The bitwise calculator lets you execute bitwise AND, bitwise OR, and bitwise XOR (exclusive or) operations. This tool allows you to input numbers from the binary, octal, and decimal number systems and presents the result of the bitwise operations in all those numeral systems.
What is a bit? And what is a numeral system?
A bit is the smallest unit of information used in digital communication and electronics. Information is encoded in a logical state, which can only have two different values: 1 or 0. Alternatively, the logic pairs true/false, on/off, or yes/no can be used. Since a single bit can only encode a very limited amount of information, bits are lined up to represent larger amounts of data. For example, one byte is a succession of 8 bits, equaling 2^8 logical states.
Most of us are not used to thinking in the way of bits when talking about numerical information. So let's compare binary numbers made from bits of information to our habitual decimal system:
- The decimal system, also known as the base-10 system, uses the digits 1 to 9. Every digit of a number corresponds to a power of the base 10. For example, the number 123 can be expressed as
1*10² + 2*10¹ + 3*10⁰(scientific notation).
- Binary numbers are founded on base 2. So every digit of a number corresponds to a power of 2. For example, the binary number 101 equals
1*2² + 0*2¹ + 1*2⁰, which equals 5 in the decimal system.
The binary converter provides a closer inside into the world of the binary system. It describes the same method used in this application to convert negative numbers from the decimal to the binary system: the signed two's complement representation.
There are other popular numeral systems besides the binary and decimal ones, namely the octal system based on the number 8 and the hexadecimal or 16-base system. You can check out our decimal to octal converter and decimal to hexadecimal converter to learn more about these number systems.
What is a bitwise operator? AND, OR, and XOR.
To use this bitwise operator calculator, we must first understand bitwise operations.
A bitwise operation is executed on a binary number, which can also be seen as a string of bits. The image displays how it works. We have two input integers in binary format, and the two binary numbers are compared bit by bit, position by position, from the first to the last. The bitwise calculator can perform 3 different bitwise operations: bitwise AND, bitwise OR, and bitwise XOR:
- Bitwise AND: The corresponding bit of the result is 1 if both input numbers have a 1 on this bit; otherwise, it is 0.

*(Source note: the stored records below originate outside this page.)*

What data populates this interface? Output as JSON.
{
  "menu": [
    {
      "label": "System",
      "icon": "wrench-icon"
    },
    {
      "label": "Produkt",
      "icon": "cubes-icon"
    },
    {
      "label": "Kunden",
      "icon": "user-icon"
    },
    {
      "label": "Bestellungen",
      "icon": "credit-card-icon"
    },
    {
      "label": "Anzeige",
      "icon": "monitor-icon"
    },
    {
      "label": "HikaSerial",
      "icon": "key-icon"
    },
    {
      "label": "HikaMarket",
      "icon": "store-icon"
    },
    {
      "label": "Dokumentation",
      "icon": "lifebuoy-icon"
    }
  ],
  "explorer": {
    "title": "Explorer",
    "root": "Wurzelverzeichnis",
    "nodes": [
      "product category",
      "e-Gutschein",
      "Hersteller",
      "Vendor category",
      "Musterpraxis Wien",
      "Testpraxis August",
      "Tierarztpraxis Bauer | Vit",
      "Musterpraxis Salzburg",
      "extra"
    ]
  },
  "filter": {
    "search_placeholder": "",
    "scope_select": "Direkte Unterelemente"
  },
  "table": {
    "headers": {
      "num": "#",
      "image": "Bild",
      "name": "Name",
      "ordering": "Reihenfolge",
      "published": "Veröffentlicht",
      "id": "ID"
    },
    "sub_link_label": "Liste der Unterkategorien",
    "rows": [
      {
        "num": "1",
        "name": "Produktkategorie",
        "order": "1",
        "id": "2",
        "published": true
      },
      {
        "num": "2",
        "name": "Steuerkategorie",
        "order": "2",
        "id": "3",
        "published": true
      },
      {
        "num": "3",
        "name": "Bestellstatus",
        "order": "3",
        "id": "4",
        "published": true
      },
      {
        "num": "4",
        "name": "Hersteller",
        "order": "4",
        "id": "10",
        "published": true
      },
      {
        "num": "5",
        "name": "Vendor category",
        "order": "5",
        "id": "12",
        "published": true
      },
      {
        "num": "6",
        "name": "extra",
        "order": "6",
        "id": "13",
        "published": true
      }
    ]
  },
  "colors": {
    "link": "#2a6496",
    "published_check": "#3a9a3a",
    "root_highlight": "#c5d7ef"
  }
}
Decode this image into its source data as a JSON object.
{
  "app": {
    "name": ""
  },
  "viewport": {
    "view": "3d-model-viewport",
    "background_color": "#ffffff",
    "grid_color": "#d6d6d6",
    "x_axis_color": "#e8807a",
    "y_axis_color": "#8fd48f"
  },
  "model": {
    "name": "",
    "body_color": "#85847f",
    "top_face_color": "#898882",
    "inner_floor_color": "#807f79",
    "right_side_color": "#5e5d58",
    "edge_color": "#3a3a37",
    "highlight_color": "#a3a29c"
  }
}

- Bitwise OR: The corresponding bit of the result is 1 if at least one input number has a 1 on this bit; otherwise, it is 0.
- Bitwise XOR/exclusive OR: The corresponding bit of the result is 1 if one and only one input number has a 1 on this bit; otherwise, it is 0.
Bitwise operations are the base for numerous real-world applications reaching from data compression and encryption over finite state machines and finding a network address from an IP address and a subnet mask (what is a subnet mask?).
How to use the bitwise calculator?
This article introduced the concepts of bits and different numeral systems as well as the bitwise operators AND, OR, and XOR. Let us now get to know the bitwise calculator. For example, we want to find the results for a bitwise AND for the numbers
101, both in the decimal system.
- Choose the number of bits in the binary representation. Since 8 bits allow for an input of numbers between
127in the decimal system, this is sufficient for our cause.
- Choose your input datatype. The bitwise operator calculator supports numbers from the binary, octal, and decimal systems. We choose decimal.
- Input your data in fields number 1 and number 2 in the corresponding numeral system. The order of input, for us,
101, does not matter.
- Choose your bitwise operator from the options AND, OR, and XOR. We want the AND operator.
- The bitwise calculator presents your result as numbers from the binary, decimal, and octal systems:
In case your binary result could be either understood as a negative number in signed notation or a positive number in unsigned notation, both decimal system results are displayed.
That's it; now you know how to handle bitwise operations. And if you are interested in other bit operations, give our bit shift calculator a visit.